* EXERCISE PROMPT: Would you please output the records exactly as they appear below?

(Excerpts from an interface dataset)
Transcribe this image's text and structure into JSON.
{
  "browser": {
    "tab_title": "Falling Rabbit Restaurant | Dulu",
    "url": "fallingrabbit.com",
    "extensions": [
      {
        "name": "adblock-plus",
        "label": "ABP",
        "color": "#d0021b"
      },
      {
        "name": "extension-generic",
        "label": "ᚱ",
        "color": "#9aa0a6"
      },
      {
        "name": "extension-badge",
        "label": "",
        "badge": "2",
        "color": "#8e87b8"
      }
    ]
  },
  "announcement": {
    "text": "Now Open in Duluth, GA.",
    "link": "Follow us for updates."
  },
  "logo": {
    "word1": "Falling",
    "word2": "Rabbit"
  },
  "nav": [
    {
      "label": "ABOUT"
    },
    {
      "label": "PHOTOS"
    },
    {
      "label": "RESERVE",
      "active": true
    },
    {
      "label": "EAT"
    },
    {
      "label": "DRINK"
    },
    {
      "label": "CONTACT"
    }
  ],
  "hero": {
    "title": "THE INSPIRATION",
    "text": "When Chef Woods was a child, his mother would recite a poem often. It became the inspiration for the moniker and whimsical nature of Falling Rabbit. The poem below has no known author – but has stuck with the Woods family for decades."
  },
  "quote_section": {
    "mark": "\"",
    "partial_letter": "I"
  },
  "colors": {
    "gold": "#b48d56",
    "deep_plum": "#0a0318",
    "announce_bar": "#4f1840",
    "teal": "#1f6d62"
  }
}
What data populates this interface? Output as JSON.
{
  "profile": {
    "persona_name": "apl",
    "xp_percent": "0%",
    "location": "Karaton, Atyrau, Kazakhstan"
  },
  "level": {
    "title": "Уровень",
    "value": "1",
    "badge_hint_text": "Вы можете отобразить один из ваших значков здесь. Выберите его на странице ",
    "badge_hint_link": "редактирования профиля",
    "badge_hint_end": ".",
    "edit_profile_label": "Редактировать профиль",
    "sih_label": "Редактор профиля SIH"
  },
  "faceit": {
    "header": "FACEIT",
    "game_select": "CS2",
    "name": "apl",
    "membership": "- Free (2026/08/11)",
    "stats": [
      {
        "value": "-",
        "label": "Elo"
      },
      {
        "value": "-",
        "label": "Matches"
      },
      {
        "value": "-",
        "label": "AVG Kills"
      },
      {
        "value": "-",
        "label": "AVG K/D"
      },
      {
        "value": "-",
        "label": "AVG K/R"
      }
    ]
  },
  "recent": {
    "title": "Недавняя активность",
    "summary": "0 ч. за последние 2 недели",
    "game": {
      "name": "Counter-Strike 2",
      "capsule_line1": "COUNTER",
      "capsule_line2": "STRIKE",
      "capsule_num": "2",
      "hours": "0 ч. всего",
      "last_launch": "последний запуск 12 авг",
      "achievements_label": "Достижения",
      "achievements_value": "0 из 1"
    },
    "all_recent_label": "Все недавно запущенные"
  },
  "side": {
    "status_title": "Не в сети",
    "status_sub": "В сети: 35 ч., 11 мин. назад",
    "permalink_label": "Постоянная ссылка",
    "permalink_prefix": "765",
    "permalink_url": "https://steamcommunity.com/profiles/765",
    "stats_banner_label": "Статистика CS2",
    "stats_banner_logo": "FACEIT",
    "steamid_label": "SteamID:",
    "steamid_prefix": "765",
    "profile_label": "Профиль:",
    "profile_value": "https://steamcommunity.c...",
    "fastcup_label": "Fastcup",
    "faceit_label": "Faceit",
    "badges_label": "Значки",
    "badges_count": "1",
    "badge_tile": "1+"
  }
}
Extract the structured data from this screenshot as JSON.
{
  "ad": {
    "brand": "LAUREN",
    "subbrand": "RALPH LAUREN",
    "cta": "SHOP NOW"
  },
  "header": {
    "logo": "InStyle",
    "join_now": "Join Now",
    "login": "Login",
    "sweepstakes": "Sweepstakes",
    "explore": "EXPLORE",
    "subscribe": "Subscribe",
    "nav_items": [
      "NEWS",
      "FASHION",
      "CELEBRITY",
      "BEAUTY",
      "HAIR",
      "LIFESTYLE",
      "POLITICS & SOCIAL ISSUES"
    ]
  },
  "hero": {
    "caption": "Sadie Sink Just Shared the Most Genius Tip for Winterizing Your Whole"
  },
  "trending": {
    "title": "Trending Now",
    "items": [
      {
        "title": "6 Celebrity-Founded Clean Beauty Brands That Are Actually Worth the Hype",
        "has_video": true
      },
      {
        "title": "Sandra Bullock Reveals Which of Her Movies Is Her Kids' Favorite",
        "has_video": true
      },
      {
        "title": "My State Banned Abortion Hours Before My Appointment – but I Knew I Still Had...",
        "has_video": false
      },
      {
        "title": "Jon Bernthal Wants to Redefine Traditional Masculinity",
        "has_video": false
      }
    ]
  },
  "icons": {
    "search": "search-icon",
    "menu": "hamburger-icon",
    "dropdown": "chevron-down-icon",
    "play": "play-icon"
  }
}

* ANSWER BOX:
Transcribe this image's text and structure into JSON.
{
  "browser": {
    "tab_title": "Falling Rabbit Restaurant | Dulu",
    "url": "fallingrabbit.com",
    "extensions": [
      {
        "name": "adblock-plus",
        "label": "ABP",
        "color": "#d0021b"
      },
      {
        "name": "extension-generic",
        "label": "ᚱ",
        "color": "#9aa0a6"
      },
      {
        "name": "extension-badge",
        "label": "",
        "badge": "2",
        "color": "#8e87b8"
      }
    ]
  },
  "announcement": {
    "text": "Now Open in Duluth, GA.",
    "link": "Follow us for updates."
  },
  "logo": {
    "word1": "Falling",
    "word2": "Rabbit"
  },
  "nav": [
    {
      "label": "ABOUT"
    },
    {
      "label": "PHOTOS"
    },
    {
      "label": "RESERVE",
      "active": true
    },
    {
      "label": "EAT"
    },
    {
      "label": "DRINK"
    },
    {
      "label": "CONTACT"
    }
  ],
  "hero": {
    "title": "THE INSPIRATION",
    "text": "When Chef Woods was a child, his mother would recite a poem often. It became the inspiration for the moniker and whimsical nature of Falling Rabbit. The poem below has no known author – but has stuck with the Woods family for decades."
  },
  "quote_section": {
    "mark": "\"",
    "partial_letter": "I"
  },
  "colors": {
    "gold": "#b48d56",
    "deep_plum": "#0a0318",
    "announce_bar": "#4f1840",
    "teal": "#1f6d62"
  }
}
What data populates this interface? Output as JSON.
{
  "profile": {
    "persona_name": "apl",
    "xp_percent": "0%",
    "location": "Karaton, Atyrau, Kazakhstan"
  },
  "level": {
    "title": "Уровень",
    "value": "1",
    "badge_hint_text": "Вы можете отобразить один из ваших значков здесь. Выберите его на странице ",
    "badge_hint_link": "редактирования профиля",
    "badge_hint_end": ".",
    "edit_profile_label": "Редактировать профиль",
    "sih_label": "Редактор профиля SIH"
  },
  "faceit": {
    "header": "FACEIT",
    "game_select": "CS2",
    "name": "apl",
    "membership": "- Free (2026/08/11)",
    "stats": [
      {
        "value": "-",
        "label": "Elo"
      },
      {
        "value": "-",
        "label": "Matches"
      },
      {
        "value": "-",
        "label": "AVG Kills"
      },
      {
        "value": "-",
        "label": "AVG K/D"
      },
      {
        "value": "-",
        "label": "AVG K/R"
      }
    ]
  },
  "recent": {
    "title": "Недавняя активность",
    "summary": "0 ч. за последние 2 недели",
    "game": {
      "name": "Counter-Strike 2",
      "capsule_line1": "COUNTER",
      "capsule_line2": "STRIKE",
      "capsule_num": "2",
      "hours": "0 ч. всего",
      "last_launch": "последний запуск 12 авг",
      "achievements_label": "Достижения",
      "achievements_value": "0 из 1"
    },
    "all_recent_label": "Все недавно запущенные"
  },
  "side": {
    "status_title": "Не в сети",
    "status_sub": "В сети: 35 ч., 11 мин. назад",
    "permalink_label": "Постоянная ссылка",
    "permalink_prefix": "765",
    "permalink_url": "https://steamcommunity.com/profiles/765",
    "stats_banner_label": "Статистика CS2",
    "stats_banner_logo": "FACEIT",
    "steamid_label": "SteamID:",
    "steamid_prefix": "765",
    "profile_label": "Профиль:",
    "profile_value": "https://steamcommunity.c...",
    "fastcup_label": "Fastcup",
    "faceit_label": "Faceit",
    "badges_label": "Значки",
    "badges_count": "1",
    "badge_tile": "1+"
  }
}
Extract the structured data from this screenshot as JSON.
{
  "ad": {
    "brand": "LAUREN",
    "subbrand": "RALPH LAUREN",
    "cta": "SHOP NOW"
  },
  "header": {
    "logo": "InStyle",
    "join_now": "Join Now",
    "login": "Login",
    "sweepstakes": "Sweepstakes",
    "explore": "EXPLORE",
    "subscribe": "Subscribe",
    "nav_items": [
      "NEWS",
      "FASHION",
      "CELEBRITY",
      "BEAUTY",
      "HAIR",
      "LIFESTYLE",
      "POLITICS & SOCIAL ISSUES"
    ]
  },
  "hero": {
    "caption": "Sadie Sink Just Shared the Most Genius Tip for Winterizing Your Whole"
  },
  "trending": {
    "title": "Trending Now",
    "items": [
      {
        "title": "6 Celebrity-Founded Clean Beauty Brands That Are Actually Worth the Hype",
        "has_video": true
      },
      {
        "title": "Sandra Bullock Reveals Which of Her Movies Is Her Kids' Favorite",
        "has_video": true
      },
      {
        "title": "My State Banned Abortion Hours Before My Appointment – but I Knew I Still Had...",
        "has_video": false
      },
      {
        "title": "Jon Bernthal Wants to Redefine Traditional Masculinity",
        "has_video": false
      }
    ]
  },
  "icons": {
    "search": "search-icon",
    "menu": "hamburger-icon",
    "dropdown": "chevron-down-icon",
    "play": "play-icon"
  }
}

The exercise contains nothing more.